Explore Plants

Share

Ask Mr. Smarty Plants

Ask Mr. Smarty Plants is a free service provided by the staff and volunteers at the Lady Bird Johnson Wildflower Center.

Search Smarty Plants
    
 

Can't find the answer in our existing FAQs, submit a question to Mr. Smarty Plants.
Need help with plant identification, visit the plant identification page.

rate this answer
Not Yet Rated

Sunday - January 27, 2008

From: Lago Vista, TX
Region: Southwest
Topic: Non-Natives, Pruning
Title: Pruning of crepe myrtles
Answered by: Barbara Medford

QUESTION:

I have three crepe myrtle trees in my yard. When do I trim back the branches? What if I waited too long to trim them back? Can I still do it? How far do I trim them back? Thank you.

ANSWER:

Lagerstroemia indica (crape myrtle) is native to China and, as such, is not a plant we would ordinarily recommend, as the Lady Bird Johnson Wildflower Center is dedicated to the care and propagation of plants native to North America. However, we do try to help out gardeners with plants they have already purchased, native or not.

Once upon a time, while taking the Master Gardener classes, the Extension Agent for Horticulture proposed to show us how to prune a crape myrtle. She then stood there, with her clippers at her side and did nothing. The point being made there was that the less done, the better. At the other end of the spectrum is the common method used by landscape contractors called "chain saw pruning". This is advertised as a way to promote more blooms, but in our opinion, what it produces is grotesque stubs in the winter and early spring, and then gangly, weak-stemmed trees in the summer. Pruning is best done on the crape myrtle in late winter, which is from about now until the end of February in the Central Texas area. The structure and the decorative bark on the trunks of crape myrtle are some of their chief assets; another reason to object to chopping them off at the knuckles. Pruning should ordinarily involve removing only dead and twiggy growth, thus exposing the structural aspect of the tree.

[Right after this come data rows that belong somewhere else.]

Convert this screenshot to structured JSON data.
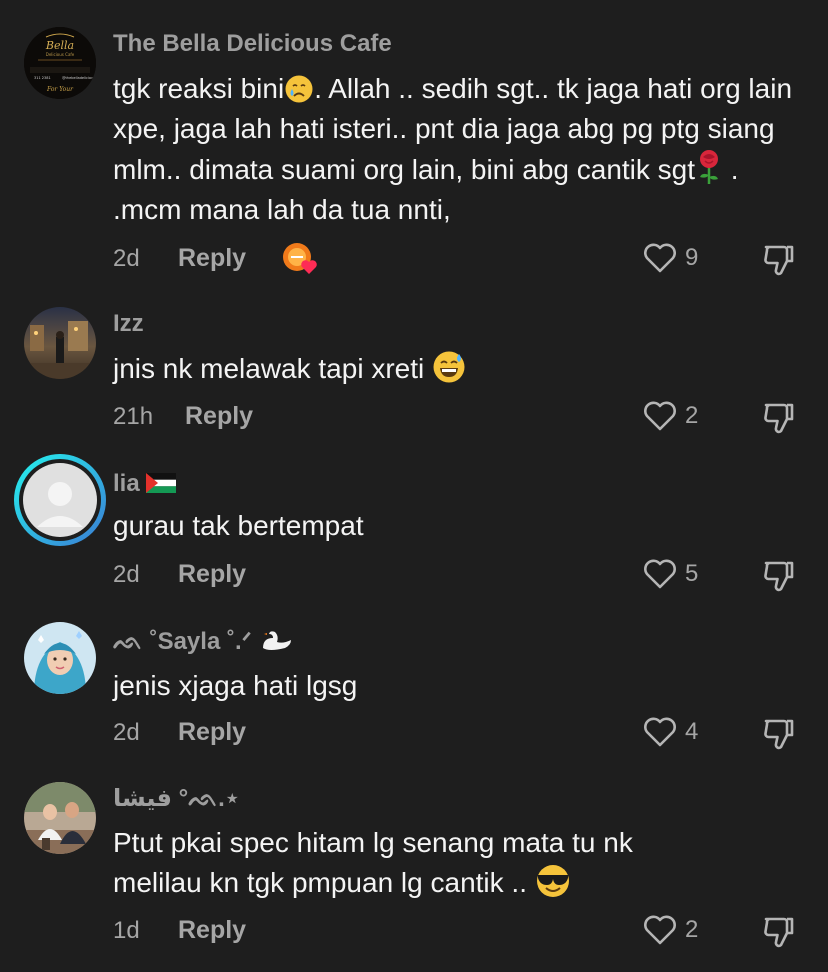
{
  "comments": [
    {
      "username": "The Bella Delicious Cafe",
      "text_parts": [
        "tgk reaksi bini",
        ". Allah .. sedih sgt.. tk jaga hati org lain xpe, jaga lah hati isteri.. pnt dia jaga abg pg ptg siang mlm.. dimata suami org lain, bini abg cantik sgt",
        " . .mcm mana lah da tua nnti,"
      ],
      "emojis": [
        "crying-face",
        "rose"
      ],
      "avatar_lines": [
        "Bella",
        "Delicious Cafe",
        "311 2381",
        "@thebelladeliciou",
        "For Your"
      ],
      "time": "2d",
      "reply_label": "Reply",
      "likes": "9",
      "creator_liked": true
    },
    {
      "username": "Izz",
      "text": "jnis nk melawak tapi xreti",
      "emoji": "grinning-sweat",
      "time": "21h",
      "reply_label": "Reply",
      "likes": "2"
    },
    {
      "username": "lia",
      "username_flag": "palestine-flag",
      "text": "gurau tak bertempat",
      "time": "2d",
      "reply_label": "Reply",
      "likes": "5"
    },
    {
      "username_prefix": "ᨒ ˚",
      "username": "Sayla",
      "username_suffix": " ˚.ᐟ",
      "username_emoji": "swan",
      "text": "jenis xjaga hati lgsg",
      "time": "2d",
      "reply_label": "Reply",
      "likes": "4"
    },
    {
      "username": "فيشا",
      "username_suffix": "°ᨒ.⋆",
      "text_line1": "Ptut pkai spec hitam lg senang mata tu nk",
      "text_line2": "melilau kn tgk pmpuan lg cantik .. ",
      "emoji": "sunglasses-face",
      "time": "1d",
      "reply_label": "Reply",
      "likes": "2"
    }
  ]
}
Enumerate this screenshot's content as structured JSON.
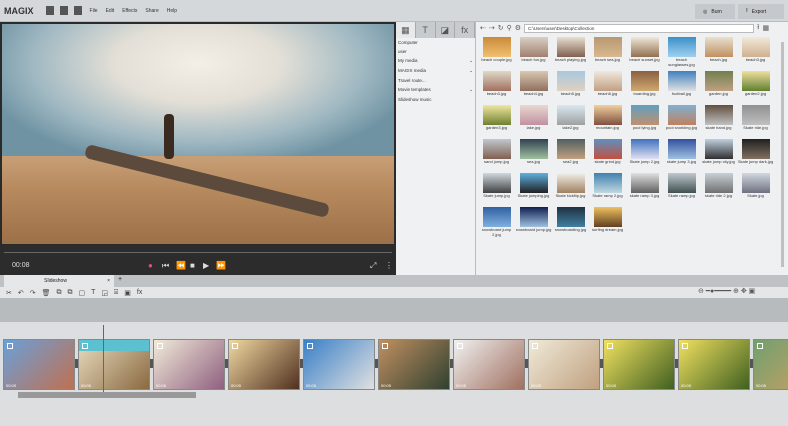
{
  "app": {
    "logo": "MAGIX",
    "menus": [
      "File",
      "Edit",
      "Effects",
      "Share",
      "Help"
    ],
    "burn": "Burn",
    "export": "Export"
  },
  "player": {
    "timecode": "00:08"
  },
  "panel": {
    "tabs": [
      "▦",
      "T",
      "◪",
      "fx"
    ],
    "items": [
      {
        "label": "Computer",
        "arrow": ""
      },
      {
        "label": "user",
        "arrow": ""
      },
      {
        "label": "My media",
        "arrow": "⌄"
      },
      {
        "label": "MAGIX media",
        "arrow": "⌄"
      },
      {
        "label": "Travel route...",
        "arrow": ""
      },
      {
        "label": "Movie templates",
        "arrow": "⌄"
      },
      {
        "label": "Slideshow music",
        "arrow": ""
      }
    ]
  },
  "browser": {
    "path": "C:\\Users\\user\\Desktop\\Collection",
    "files": [
      {
        "name": "beach couple.jpg",
        "c1": "#c98a3a",
        "c2": "#f0c070"
      },
      {
        "name": "beach fun.jpg",
        "c1": "#d8d0c4",
        "c2": "#a08070"
      },
      {
        "name": "beach playing.jpg",
        "c1": "#e8e0d0",
        "c2": "#806050"
      },
      {
        "name": "beach sea.jpg",
        "c1": "#b89870",
        "c2": "#d8b890"
      },
      {
        "name": "beach sunset.jpg",
        "c1": "#f0e8d8",
        "c2": "#907050"
      },
      {
        "name": "beach sunglasses.jpg",
        "c1": "#3a90c8",
        "c2": "#a0d0f0"
      },
      {
        "name": "beach.jpg",
        "c1": "#e8e0d0",
        "c2": "#c09060"
      },
      {
        "name": "beach3.jpg",
        "c1": "#f0ead8",
        "c2": "#d0b090"
      },
      {
        "name": "beach3.jpg",
        "c1": "#e0d8c8",
        "c2": "#a07060"
      },
      {
        "name": "beach4.jpg",
        "c1": "#d8c8b0",
        "c2": "#907060"
      },
      {
        "name": "beach5.jpg",
        "c1": "#a8c8e0",
        "c2": "#e0d0c0"
      },
      {
        "name": "beach6.jpg",
        "c1": "#f0e8e0",
        "c2": "#c0a080"
      },
      {
        "name": "boarding.jpg",
        "c1": "#8a6040",
        "c2": "#d0a870"
      },
      {
        "name": "football.jpg",
        "c1": "#4080c0",
        "c2": "#e0e0e0"
      },
      {
        "name": "garden.jpg",
        "c1": "#708050",
        "c2": "#c0a080"
      },
      {
        "name": "garden2.jpg",
        "c1": "#f0e0a0",
        "c2": "#608030"
      },
      {
        "name": "garden3.jpg",
        "c1": "#f0e8a0",
        "c2": "#708030"
      },
      {
        "name": "lake.jpg",
        "c1": "#e8d8d0",
        "c2": "#c090a0"
      },
      {
        "name": "lake2.jpg",
        "c1": "#d8e8f0",
        "c2": "#a0a0a0"
      },
      {
        "name": "mountain.jpg",
        "c1": "#f0d0a0",
        "c2": "#805040"
      },
      {
        "name": "pool lying.jpg",
        "c1": "#60a0c0",
        "c2": "#c09070"
      },
      {
        "name": "pool snorkling.jpg",
        "c1": "#80b0d0",
        "c2": "#c08060"
      },
      {
        "name": "skate hand.jpg",
        "c1": "#605040",
        "c2": "#c0c0c0"
      },
      {
        "name": "Skate ride.jpg",
        "c1": "#909090",
        "c2": "#c0c0c0"
      },
      {
        "name": "sand jump.jpg",
        "c1": "#c0c8d0",
        "c2": "#806050"
      },
      {
        "name": "sea.jpg",
        "c1": "#304050",
        "c2": "#a0c0a0"
      },
      {
        "name": "sea2.jpg",
        "c1": "#506060",
        "c2": "#c0a080"
      },
      {
        "name": "skate grind.jpg",
        "c1": "#6090c0",
        "c2": "#c05040"
      },
      {
        "name": "Skate jump 2.jpg",
        "c1": "#4070c0",
        "c2": "#e0e0f0"
      },
      {
        "name": "skate jump 3.jpg",
        "c1": "#3050a0",
        "c2": "#a0c0e0"
      },
      {
        "name": "skate jump city.jpg",
        "c1": "#c0d0e0",
        "c2": "#303030"
      },
      {
        "name": "Skate jump dark.jpg",
        "c1": "#202020",
        "c2": "#807060"
      },
      {
        "name": "Skate jump.jpg",
        "c1": "#d0d8e0",
        "c2": "#404040"
      },
      {
        "name": "Skate jumping.jpg",
        "c1": "#60b0e0",
        "c2": "#202020"
      },
      {
        "name": "Skate kickflip.jpg",
        "c1": "#f0f0e8",
        "c2": "#a08060"
      },
      {
        "name": "Skate ramp 2.jpg",
        "c1": "#4080b0",
        "c2": "#c0d8e0"
      },
      {
        "name": "skate ramp 3.jpg",
        "c1": "#e0e0e0",
        "c2": "#606060"
      },
      {
        "name": "Skate ramp.jpg",
        "c1": "#c0c8d0",
        "c2": "#405050"
      },
      {
        "name": "skate ride 2.jpg",
        "c1": "#c8d0d8",
        "c2": "#707070"
      },
      {
        "name": "Skate.jpg",
        "c1": "#d0d8e0",
        "c2": "#707080"
      },
      {
        "name": "snowboard jump 2.jpg",
        "c1": "#3060a0",
        "c2": "#80b0e0"
      },
      {
        "name": "snowboard jump.jpg",
        "c1": "#102050",
        "c2": "#a0c0e0"
      },
      {
        "name": "snowboarding.jpg",
        "c1": "#203040",
        "c2": "#4080a0"
      },
      {
        "name": "surfing dream.jpg",
        "c1": "#f0c060",
        "c2": "#604020"
      }
    ]
  },
  "timeline": {
    "tab": "Slideshow",
    "tools": [
      "✂",
      "↶",
      "↷",
      "🗑",
      "⧉",
      "⧉",
      "▢",
      "T",
      "◲",
      "⌸",
      "▣",
      "fx"
    ],
    "clips": [
      {
        "time": "00:05",
        "c1": "#6aa0d8",
        "c2": "#c07050"
      },
      {
        "time": "00:05",
        "c1": "#e8dcc0",
        "c2": "#8a6a40"
      },
      {
        "time": "00:05",
        "c1": "#f0ead8",
        "c2": "#906080"
      },
      {
        "time": "00:05",
        "c1": "#f0d8a0",
        "c2": "#503020"
      },
      {
        "time": "00:05",
        "c1": "#3a80c8",
        "c2": "#e0e0e0"
      },
      {
        "time": "00:05",
        "c1": "#c09060",
        "c2": "#304030"
      },
      {
        "time": "00:05",
        "c1": "#f0f0f0",
        "c2": "#a07060"
      },
      {
        "time": "00:05",
        "c1": "#f0ead8",
        "c2": "#c0a080"
      },
      {
        "time": "00:05",
        "c1": "#f0e060",
        "c2": "#406020"
      },
      {
        "time": "00:05",
        "c1": "#f0e060",
        "c2": "#406020"
      },
      {
        "time": "00:05",
        "c1": "#70a070",
        "c2": "#d0a060"
      }
    ]
  }
}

This Floridata website will give you more complete details on the care of your crape myrtles.

 

More Non-Natives Questions

Care for non-native Centipede grass
February 27, 2013 - My lawn is Centipede. I have created a new lawn area. Can and when should I seed/overseed my lawn? I have Rye in the new area.
view the full question and answer

Viability of non-native Royal Poinciana in Austin
August 20, 2008 - My question is about the tree called Royal Poinciana that grows so well in the Rio Grande Valley. I realise it isn't a native but hope you have an opinion about its chances of survival in Austin. ...
view the full question and answer

Aging non-native weeping willow in Ohio
June 11, 2008 - We had a weeping willow now for about 15 years and it was doing fine until this summer. It has new branches sort of but a lot of the older ones are dying. There are leaves of course and they are sti...
view the full question and answer

Can non-native guavas be successfully moved from Gulfport MS?
April 19, 2011 - Can guavas be moved successfully from one established planted location to another? My mother is having to relocate due to MDOT and we would like to move her established guavas. Thank you,
view the full question and answer

Plant identification for shrub in Florida
September 03, 2011 - On our street we have ornamental shrub planted in the median that has small waxy green leaves, produces small fragrant white flowers, and red berries with white pulp and small seeds on the inside. Th...
view the full question and answer

Smarty Plants's Facebook profile Support the Wildflower Center by Donating Online or Becoming a Member today.

Mr. Smarty Plants wants you to be his Facebook friend. Click the Facebook icon to add yourself to Mr. Smarty Plants list of friends.